_DESCRIPTION OF THE TASK_: Repeat the records in full and exactly, omitting pictures.
------------------------------------------------
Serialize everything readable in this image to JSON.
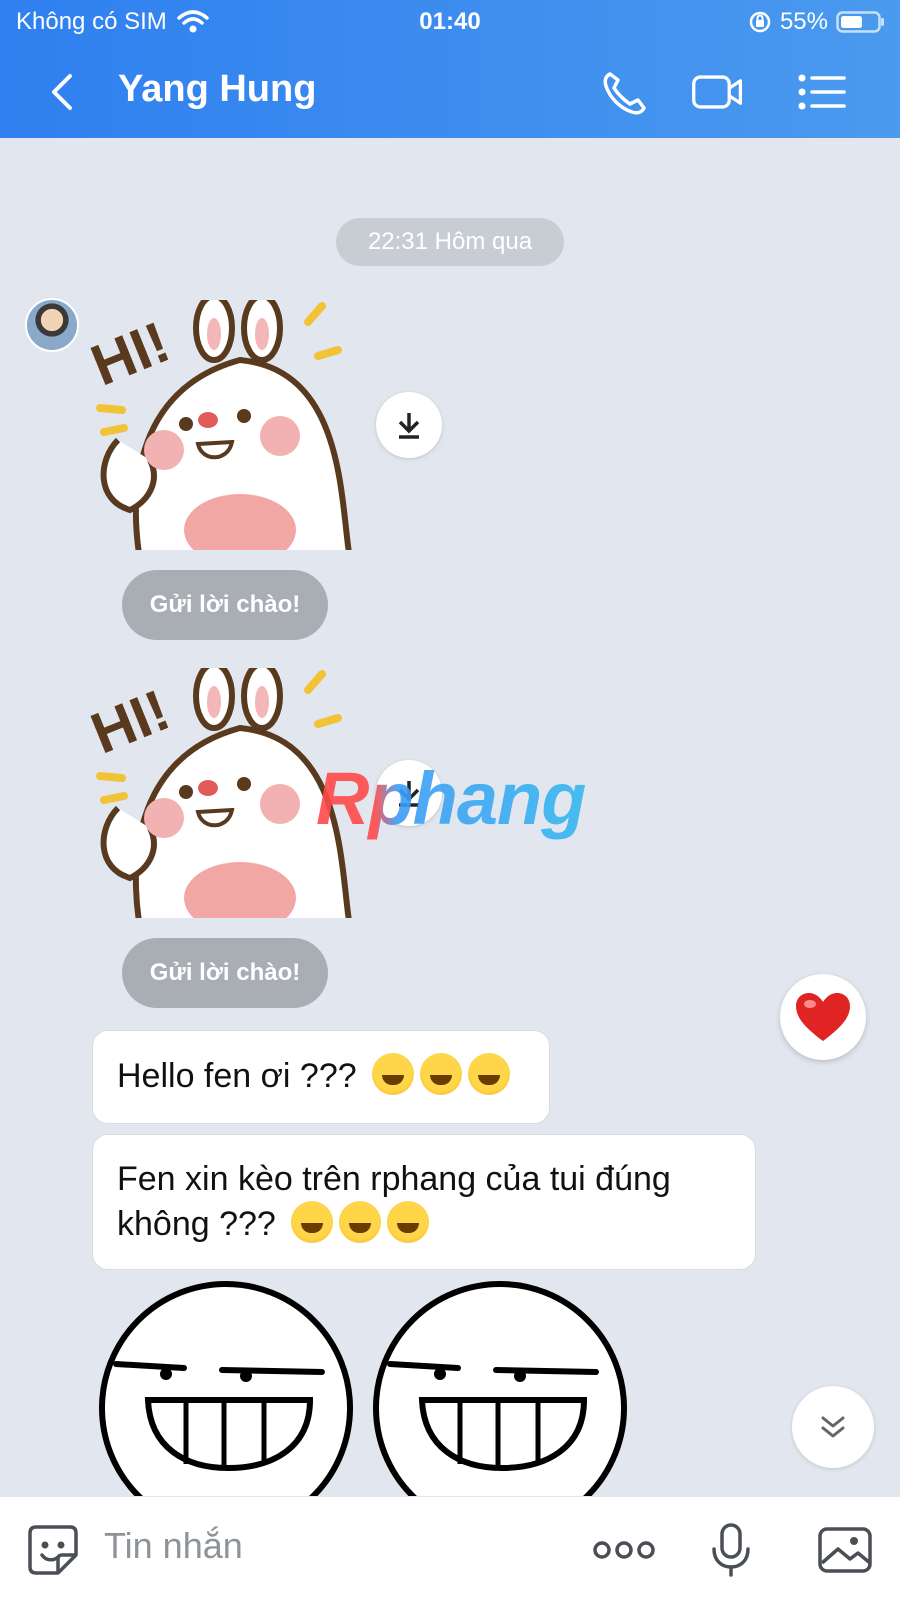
{
  "status": {
    "carrier": "Không có SIM",
    "time": "01:40",
    "battery": "55%"
  },
  "header": {
    "title": "Yang Hung",
    "icons": [
      "back-chevron-icon",
      "phone-icon",
      "video-call-icon",
      "menu-list-icon"
    ]
  },
  "chat": {
    "timestamp": "22:31 Hôm qua",
    "greet_label": "Gửi lời chào!",
    "sticker_text": "HI!",
    "watermark": "Rphang",
    "messages": [
      {
        "text": "Hello fen ơi ???",
        "emoji": "🤣🤣🤣"
      },
      {
        "text": "Fen xin kèo trên rphang của tui đúng không ???",
        "emoji": "😀😀😀"
      }
    ]
  },
  "composer": {
    "placeholder": "Tin nhắn"
  },
  "colors": {
    "header_start": "#2f7ff0",
    "header_end": "#4a9aef",
    "chat_bg": "#e2e7ef",
    "greet_pill": "#a9adb4",
    "heart": "#e02424"
  }
}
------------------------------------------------
_RESULT OF THE TASK_:
Serialize everything readable in this image to JSON.
{
  "status": {
    "carrier": "Không có SIM",
    "time": "01:40",
    "battery": "55%"
  },
  "header": {
    "title": "Yang Hung",
    "icons": [
      "back-chevron-icon",
      "phone-icon",
      "video-call-icon",
      "menu-list-icon"
    ]
  },
  "chat": {
    "timestamp": "22:31 Hôm qua",
    "greet_label": "Gửi lời chào!",
    "sticker_text": "HI!",
    "watermark": "Rphang",
    "messages": [
      {
        "text": "Hello fen ơi ???",
        "emoji": "🤣🤣🤣"
      },
      {
        "text": "Fen xin kèo trên rphang của tui đúng không ???",
        "emoji": "😀😀😀"
      }
    ]
  },
  "composer": {
    "placeholder": "Tin nhắn"
  },
  "colors": {
    "header_start": "#2f7ff0",
    "header_end": "#4a9aef",
    "chat_bg": "#e2e7ef",
    "greet_pill": "#a9adb4",
    "heart": "#e02424"
  }
}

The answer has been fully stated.